OK, here are the stats. All times are in seconds. I did each function exactly 5 times and took the average to arrive at my figures. Yours may be different depending on many variables. On the SEQ Read/Write test I started timing AFTER the file was opened since my LtK is near full and the HD is empty. A simple for-next loop was used to GET# or PRINT# random data to the drives.
LOAD 24,000 byte PROGRAM (about 95 blocks)
Lt Kernal 1.62 – seconds
HD-20 w/ JiffyDOS 3.84 – seconds
HD-20 w/o JiffyDOS 40.56- seconds
LOAD and RUN
Lt Kernal 1.43 – seconds
HD-20 3.65 – seconds
SAVE 24,000 byte PROGRAM
Lt Kernal 3.06 – seconds
HD-20 12.60 – seconds
SEQ READ 3000 bytes (about 12 blocks)
Lt Kernal 17.19 – seconds
HD-20 39.88 – seconds
SEQ WRITE 3000 bytes
Lt Kernal 18.44 – seconds
HD-20 39.18 – seconds
It is interesting to note that the HD WROTE seq files consistently faster than it read them. Also, you should be aware that these SEQ tests are not really a measure of how fast their reading and writing is, because there are faster ways to GET bytes from the drive. But the ratio between the two should remain the same regardless of the method used.
I was impressed! To see these kinds of results while using the SERIAL port is nothing short of amazing. Although the Lt Kernal is clearly a winner in speed on all tests, considering the price tag difference between the two drives, I don’t see the advantage in going with the Lt Kernal. Unless of course, you plan to run a multi-line BBS or need some of the LtK’s special built-in systems (like the Keyed Random Access) you don’t have much of a choice.
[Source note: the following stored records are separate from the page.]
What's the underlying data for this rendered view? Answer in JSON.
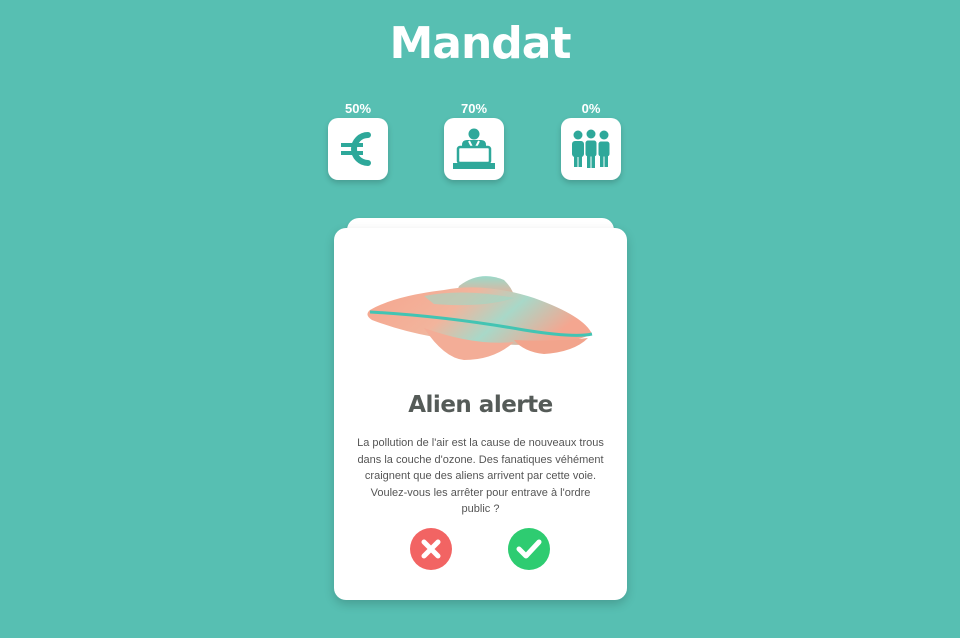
{
  "app": {
    "title": "Mandat"
  },
  "gauges": [
    {
      "label": "50%",
      "icon": "euro-icon"
    },
    {
      "label": "70%",
      "icon": "podium-speaker-icon"
    },
    {
      "label": "0%",
      "icon": "people-group-icon"
    }
  ],
  "card": {
    "image": "ufo-image",
    "title": "Alien alerte",
    "text": "La pollution de l'air est la cause de nouveaux trous dans la couche d'ozone. Des fanatiques véhément craignent que des aliens arrivent par cette voie. Voulez-vous les arrêter pour entrave à l'ordre public ?"
  },
  "colors": {
    "background": "#57bfb2",
    "accent": "#2ea89a",
    "reject": "#f26463",
    "accept": "#2ecc71"
  }
}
This is also not to say that the Lt Kernal is a bad drive. On the contrary. I love my LtK, and the LtK will have features that the HD will never have. I’m also in business to sell the Lt Kernal (and the CMD when they get FCC approval), but dollar for dollar, the HD appears to be the better choice.
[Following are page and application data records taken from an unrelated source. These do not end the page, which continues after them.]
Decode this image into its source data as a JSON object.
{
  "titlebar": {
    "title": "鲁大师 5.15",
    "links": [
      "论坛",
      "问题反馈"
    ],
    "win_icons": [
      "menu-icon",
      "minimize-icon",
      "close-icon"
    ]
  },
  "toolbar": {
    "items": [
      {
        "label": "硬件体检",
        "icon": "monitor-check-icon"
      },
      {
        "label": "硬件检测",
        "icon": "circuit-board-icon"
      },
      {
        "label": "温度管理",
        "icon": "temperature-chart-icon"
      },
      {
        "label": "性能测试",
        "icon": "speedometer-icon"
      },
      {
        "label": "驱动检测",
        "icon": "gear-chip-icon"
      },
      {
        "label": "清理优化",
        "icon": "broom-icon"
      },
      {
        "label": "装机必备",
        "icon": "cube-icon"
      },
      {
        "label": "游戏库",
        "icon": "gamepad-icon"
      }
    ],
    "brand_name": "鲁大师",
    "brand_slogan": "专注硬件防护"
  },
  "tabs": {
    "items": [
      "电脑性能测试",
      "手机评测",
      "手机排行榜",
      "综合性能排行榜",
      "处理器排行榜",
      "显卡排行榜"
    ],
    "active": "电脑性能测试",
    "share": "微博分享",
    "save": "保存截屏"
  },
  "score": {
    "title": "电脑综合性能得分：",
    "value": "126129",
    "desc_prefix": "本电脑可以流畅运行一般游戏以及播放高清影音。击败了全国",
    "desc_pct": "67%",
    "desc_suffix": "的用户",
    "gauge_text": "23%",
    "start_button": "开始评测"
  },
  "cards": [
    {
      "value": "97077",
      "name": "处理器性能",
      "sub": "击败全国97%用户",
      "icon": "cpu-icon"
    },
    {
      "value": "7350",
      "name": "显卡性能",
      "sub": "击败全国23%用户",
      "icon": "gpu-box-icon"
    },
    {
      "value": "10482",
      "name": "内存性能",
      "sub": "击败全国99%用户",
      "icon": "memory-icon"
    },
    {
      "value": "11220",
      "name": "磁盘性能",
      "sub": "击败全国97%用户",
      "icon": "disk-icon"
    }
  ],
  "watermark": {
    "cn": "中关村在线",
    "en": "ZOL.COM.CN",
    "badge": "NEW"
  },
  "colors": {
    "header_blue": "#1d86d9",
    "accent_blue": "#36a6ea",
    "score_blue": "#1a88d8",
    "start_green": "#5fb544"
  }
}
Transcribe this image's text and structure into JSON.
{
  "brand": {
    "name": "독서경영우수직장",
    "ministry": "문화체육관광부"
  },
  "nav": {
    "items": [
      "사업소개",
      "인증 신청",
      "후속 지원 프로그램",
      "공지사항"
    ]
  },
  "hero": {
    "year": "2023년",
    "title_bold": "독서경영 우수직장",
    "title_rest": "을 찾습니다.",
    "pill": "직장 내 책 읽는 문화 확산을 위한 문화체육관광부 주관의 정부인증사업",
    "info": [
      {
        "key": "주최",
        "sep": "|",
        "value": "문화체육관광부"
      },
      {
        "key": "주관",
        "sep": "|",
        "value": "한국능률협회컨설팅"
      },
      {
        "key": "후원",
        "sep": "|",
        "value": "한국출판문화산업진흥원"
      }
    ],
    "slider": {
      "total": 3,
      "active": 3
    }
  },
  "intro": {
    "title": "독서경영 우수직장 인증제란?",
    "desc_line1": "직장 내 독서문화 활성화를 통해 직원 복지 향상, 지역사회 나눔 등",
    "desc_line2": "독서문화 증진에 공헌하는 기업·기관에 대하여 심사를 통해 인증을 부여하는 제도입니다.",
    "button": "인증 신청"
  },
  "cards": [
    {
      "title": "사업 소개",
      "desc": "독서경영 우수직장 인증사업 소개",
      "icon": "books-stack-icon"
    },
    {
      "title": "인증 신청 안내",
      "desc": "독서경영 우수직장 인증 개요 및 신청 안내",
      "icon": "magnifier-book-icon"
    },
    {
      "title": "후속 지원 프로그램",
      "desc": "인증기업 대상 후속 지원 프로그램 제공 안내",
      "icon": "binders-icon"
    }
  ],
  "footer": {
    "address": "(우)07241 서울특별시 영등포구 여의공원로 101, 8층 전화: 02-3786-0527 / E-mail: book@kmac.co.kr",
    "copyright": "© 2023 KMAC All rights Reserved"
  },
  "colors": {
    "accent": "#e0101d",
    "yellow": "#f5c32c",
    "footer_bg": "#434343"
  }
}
Especially when going after a larger than 20MB storage. A 100 MB HD retails for $1299.95. To buy the same thing with a Lt Kernal (you’d need to purchase a 20MB, and 2-40MB add-ons), the retail price would be…well, I can’t find the retail price. OUR price would be about $2600.00, and our prices are well below retail. That’s quite a HUGE difference there!
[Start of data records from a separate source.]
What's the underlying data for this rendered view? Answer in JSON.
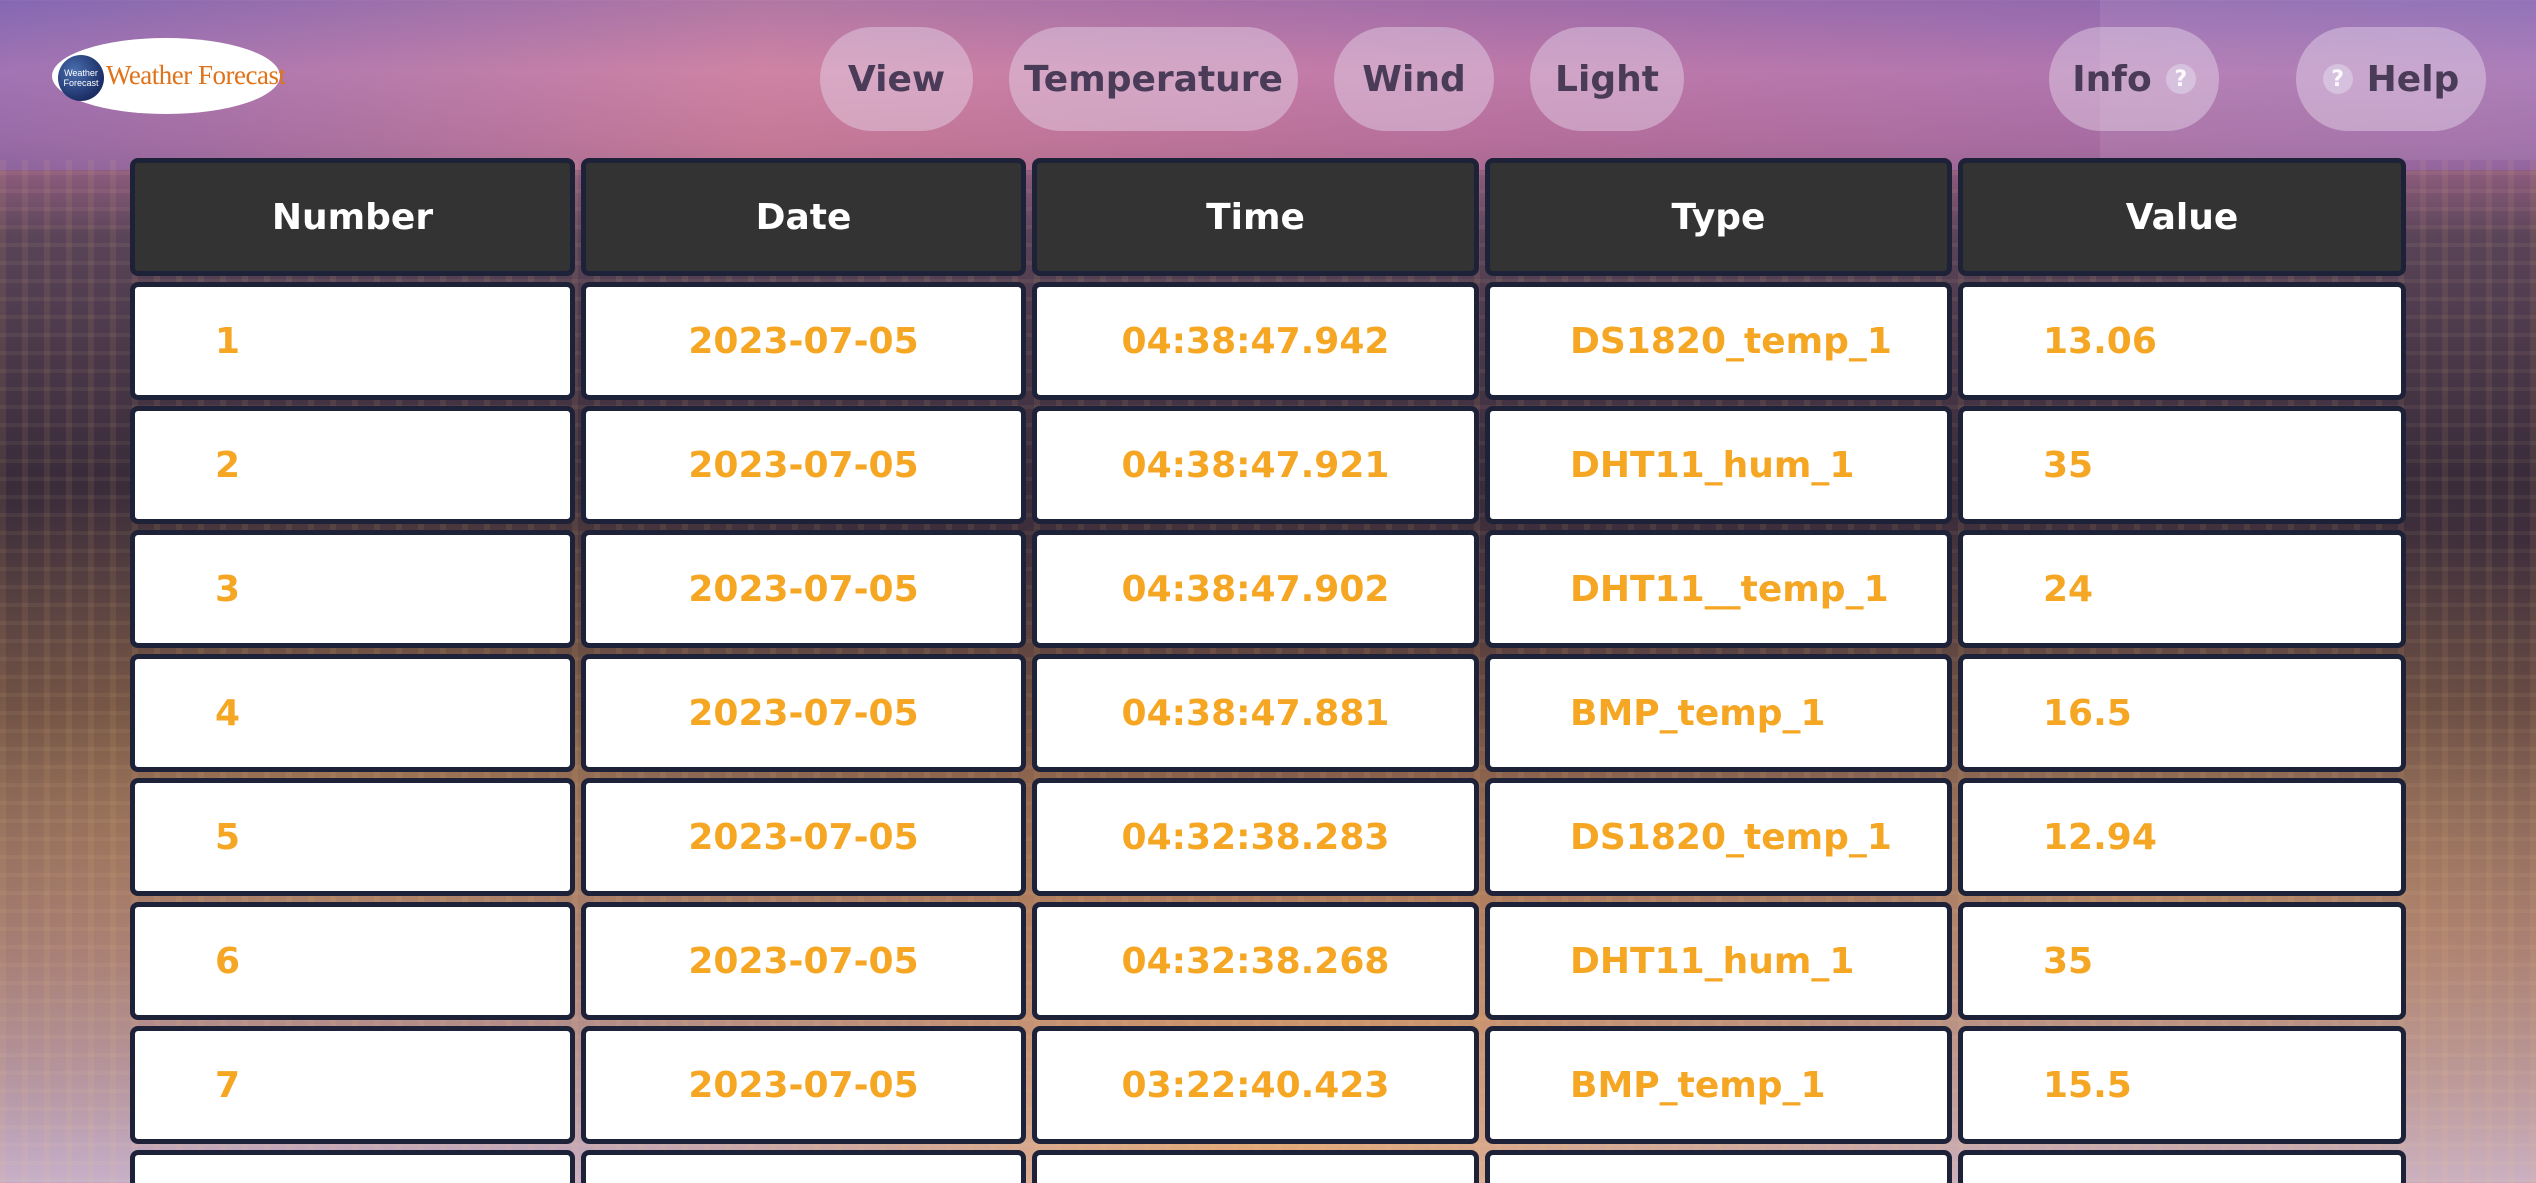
{
  "app": {
    "logo_text": "Weather Forecast",
    "logo_globe_line1": "Weather",
    "logo_globe_line2": "Forecast"
  },
  "nav": {
    "view": "View",
    "temperature": "Temperature",
    "wind": "Wind",
    "light": "Light",
    "info": "Info",
    "help": "Help",
    "question_glyph": "?"
  },
  "table": {
    "headers": [
      "Number",
      "Date",
      "Time",
      "Type",
      "Value"
    ],
    "rows": [
      {
        "number": "1",
        "date": "2023-07-05",
        "time": "04:38:47.942",
        "type": "DS1820_temp_1",
        "value": "13.06"
      },
      {
        "number": "2",
        "date": "2023-07-05",
        "time": "04:38:47.921",
        "type": "DHT11_hum_1",
        "value": "35"
      },
      {
        "number": "3",
        "date": "2023-07-05",
        "time": "04:38:47.902",
        "type": "DHT11__temp_1",
        "value": "24"
      },
      {
        "number": "4",
        "date": "2023-07-05",
        "time": "04:38:47.881",
        "type": "BMP_temp_1",
        "value": "16.5"
      },
      {
        "number": "5",
        "date": "2023-07-05",
        "time": "04:32:38.283",
        "type": "DS1820_temp_1",
        "value": "12.94"
      },
      {
        "number": "6",
        "date": "2023-07-05",
        "time": "04:32:38.268",
        "type": "DHT11_hum_1",
        "value": "35"
      },
      {
        "number": "7",
        "date": "2023-07-05",
        "time": "03:22:40.423",
        "type": "BMP_temp_1",
        "value": "15.5"
      }
    ]
  },
  "colors": {
    "header_bg": "#333333",
    "cell_text": "#f5a623",
    "cell_border": "#1d2238",
    "logo_text": "#e0721a"
  },
  "icons": {
    "info": "question-circle-icon",
    "help": "question-circle-icon"
  }
}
However, I honestly believe that Fiscal (the creators of the Lt Kernal), and Xetec (the people who market the drive) will eventually lower their prices significantly on the Lt Kernal line. Not doing so in my opinion would be [is] suicide for the Lt Kernal. Where we used to sell several Lt Kernal systems a week, we have yet to sell one single unit since ads first came out for the CMD HD. Not a one!
I hope this little “article” may have shed some light on your hard drive purchase decisions. My intent was not to go into detail about how the drive operates (because I have just played around with it for a few hours) but to give you an idea of the differences between the two drives as far as speed goes. If you would like to contact me because I said something you didn’t agree with, or I said something that wasn’t true, or you’d like to give me a hard time because of something I didn’t say, or maybe you’d just like to pat my back and say hello, you can call:
Terrapin Transit BBS(Color 64 BBS) 415-486-1160
Brokedown Palace (Amiga BBS) 415-486-1422
NOTE: We are not the original authors of this article and want to give full credit where credit is due. This article was originally written by Sam Lewitt, the SYSOP of a Color 64 BBS called Terrapin Transit from back in time, at the height of BBSing via a modem. This snapshot of history was uncovered in some old archived SEQ files we recently recovered and wanted to share with the BBS community in 2022. So here is another with a few more to come. We hope you enjoy reading them.